1. NACDD Receives Two-Year Grant From Merck & Co., Inc. to Improve Diabetes Education
2. Dr Yaghouti of Global Laser Vision Receives Patient's Choice Award for 2009
3. UT researcher receives $2.4 million to research obesity, high-risk pregnancy
4. BestMassage.com Receives Award for Customer Trust
5. Corporate Wellness Firm Limeade Receives SAS 70 Type II Report
6. Oridion Receives Frost & Sullivan's 2010 Customer Value Enhancement Award
7. Special Olympics Georgia Receives Grant from The Home Depot Foundation
8. NOVAVAX, Inc. Receives NASDAQ Non-Compliance Letter
9. WuXi PharmaTech Receives AAALAC Accreditation for Suzhou Toxicology Facility

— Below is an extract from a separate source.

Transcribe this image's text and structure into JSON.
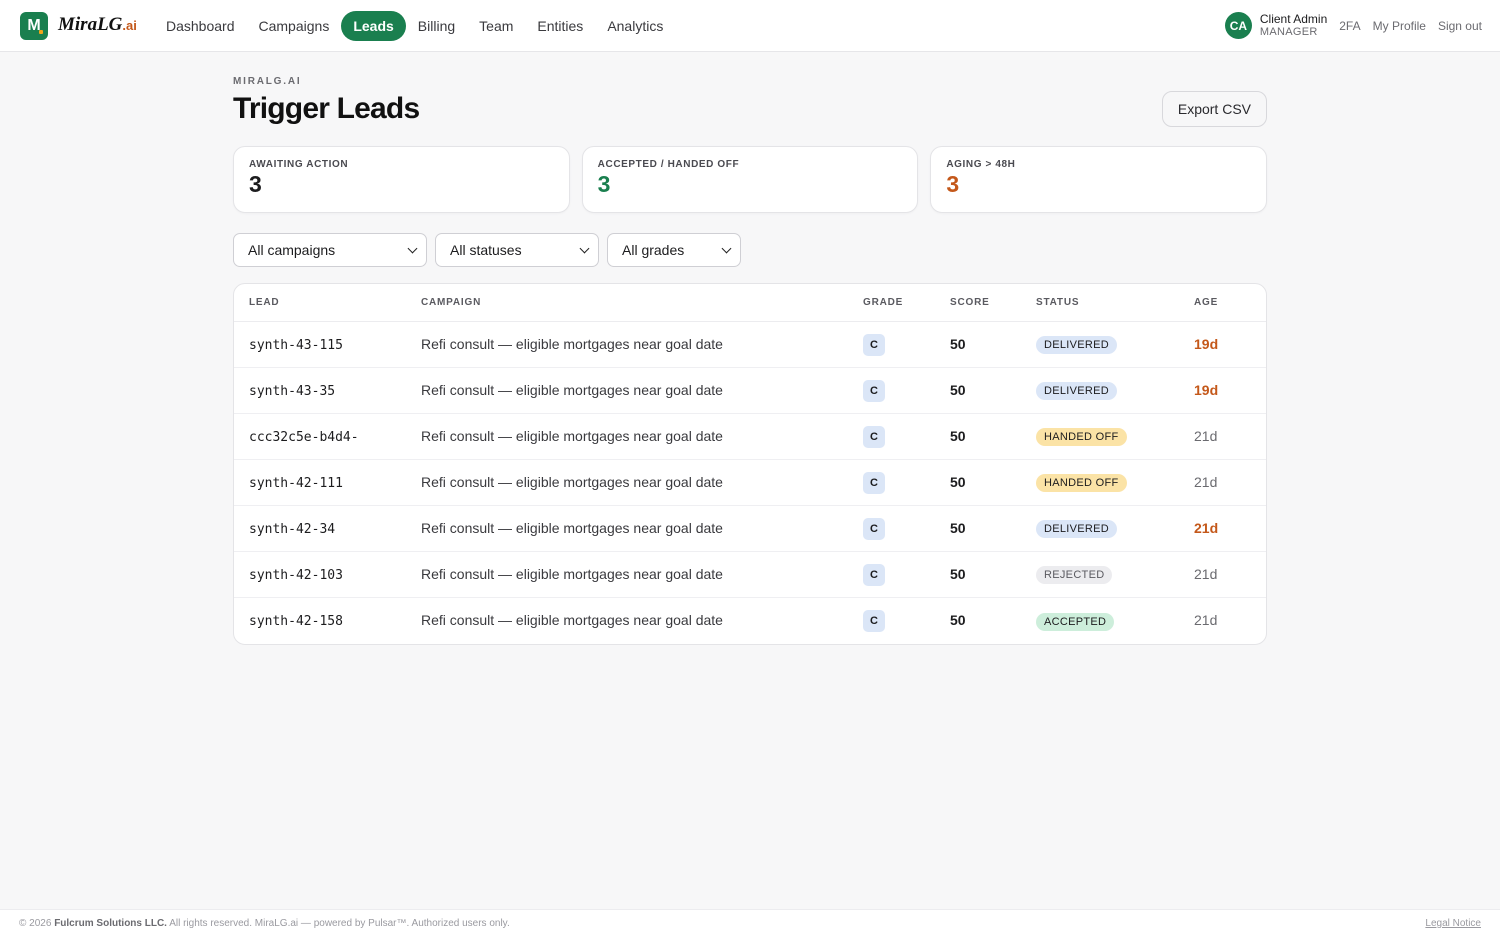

10. Verdan Receives Patent on Crystal Deodorant Spray
11. Thomas E. Mower Meets With Dalai Lama; Receives Prestigious Champion Award from Whole Child International
Post Your Comments:
*Name:
*Comment:
*Email:
(Date:2/11/2016)... ... February 11, 2016 , ... From March ... Academy of Dermatology Annual Meeting at the Walter E. Washington Convention Center in ... for both the condition of hyperhidrosis (excessive sweating) and its treatment options. Specifically, ...
(Date:2/11/2016)... ... February 11, 2016 , ... Husted Kicking has completed its Third ... February 6th & 7th, 2016 according to kicking coach Michael Husted. , “This event ... the NFL’s combine in Indianapolis,” says Husted. “The NFL uses a third party organization ...
(Date:2/11/2016)... ... February 11, 2016 , ... The book, “Computers Should ... services, what questions to ask your IT consultant before signing a contract and how ... computer network. , “With companies relying heavily on e-mail and technology, it’s more important ...
(Date:2/11/2016)... ... February 11, 2016 , ... As part of their 2015 end of ... Round Table Foundation (MDRTF), has gifted $10,000 to University of Chicago to support ovarian ... Billy Cundiff. , “We are honored to support a promising young investigator from Dr. ...
(Date:2/10/2016)... ... February 10, 2016 , ... ... as the World Molecular Imaging Congress (WMIC), will be held in New York ... meeting is “Imaging Biology…Improving Therapy.” The congress will highlight and emphasize how imaging ...
Breaking Medicine News(10 mins):
(Date:2/11/2016)... F ast access to ... at the point of need   ... and services, has launched a ClinicalKey mobile app that enables ... Elsevier designed the mobile app to allow users to select access to ... Android and iOS formats for mobile phone and tablet. ...
(Date:2/11/2016)... , Feb. 11, 2016 Scientists ... cell-isolation method that opens the door to genetic ... now have been impossible to isolate with 100 ... isolate specific tumor types in various stages of ... variants of these cells that are clinically relevant, ...
(Date:2/11/2016)... , Feb. 11, 2016  NanoViricides, Inc. ... it has entered into an agreement with the ... nanoviricides® drug candidates in standard animal models of ... , Research Director. Dr. Romanowski has extensive experience ... --> Eric Romanowski , Research ...
Breaking Medicine Technology: